The free-agent frenzy keeps rolling along.
The Pittsburgh Penguins made an effort to shore up their forward depth on Wednesday afternoon, signing Brock McGinn to a four-year deal worth an average annual value of $2.75 million.
The 27-year-old had blossomed into a solid defensively-minded winger during his six years with the Carolina Hurricanes, finishing this past season with 13 points in 37 games while averaging the highest ice time, just under 15 minutes, of his career. McGinn is a useful penalty-killer as well, likely replacing some of the value that Brandon Tanev had shorthanded now that the latter is in Seattle.
Still, this deal doesn't come without risk.
The money isn't an issue for the most part, barring any unforeseen disasters. It's the term that could make the team sweat.
Handing four years to a player of McGinn's calibre is always dicey, with depth pieces rarely necessitating lengthy commitments on their deals given how easily they are to replace. McGinn is a useful asset, that's for sure.

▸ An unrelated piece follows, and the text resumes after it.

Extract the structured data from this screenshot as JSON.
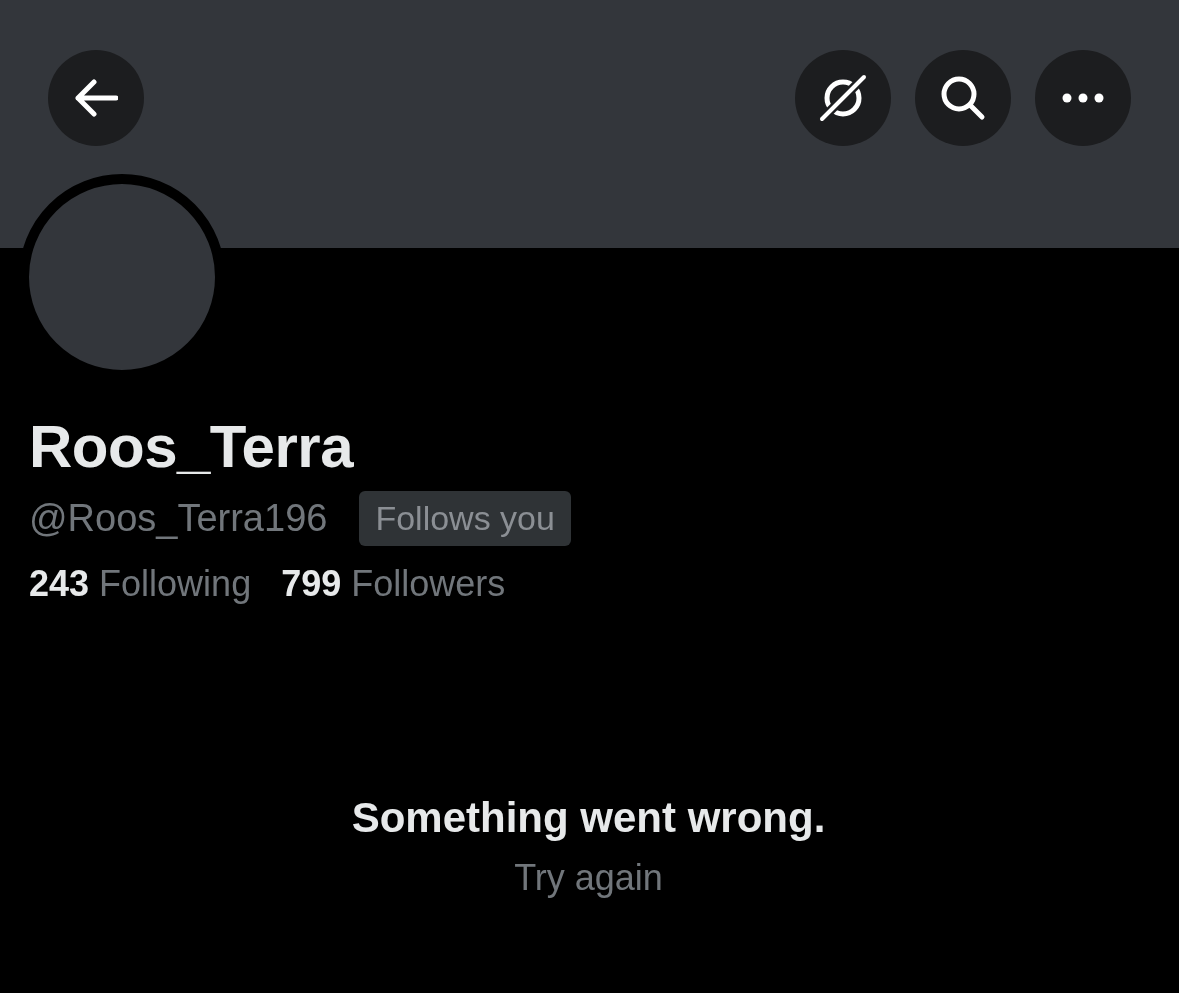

But if his play dips as he approaches 30, which he will two years into this deal, the Penguins now can't let him walk and simply replace him with a younger player of similar value.
Banking on McGinn being just as good as he was last season for the next four years is not an overly grandiose risk more than it's largely unnecessary.
Regardless, McGinn now joins a Penguins team that will try to squeeze some success out of the last few years of Sidney Crosby and Evgeni Malkin.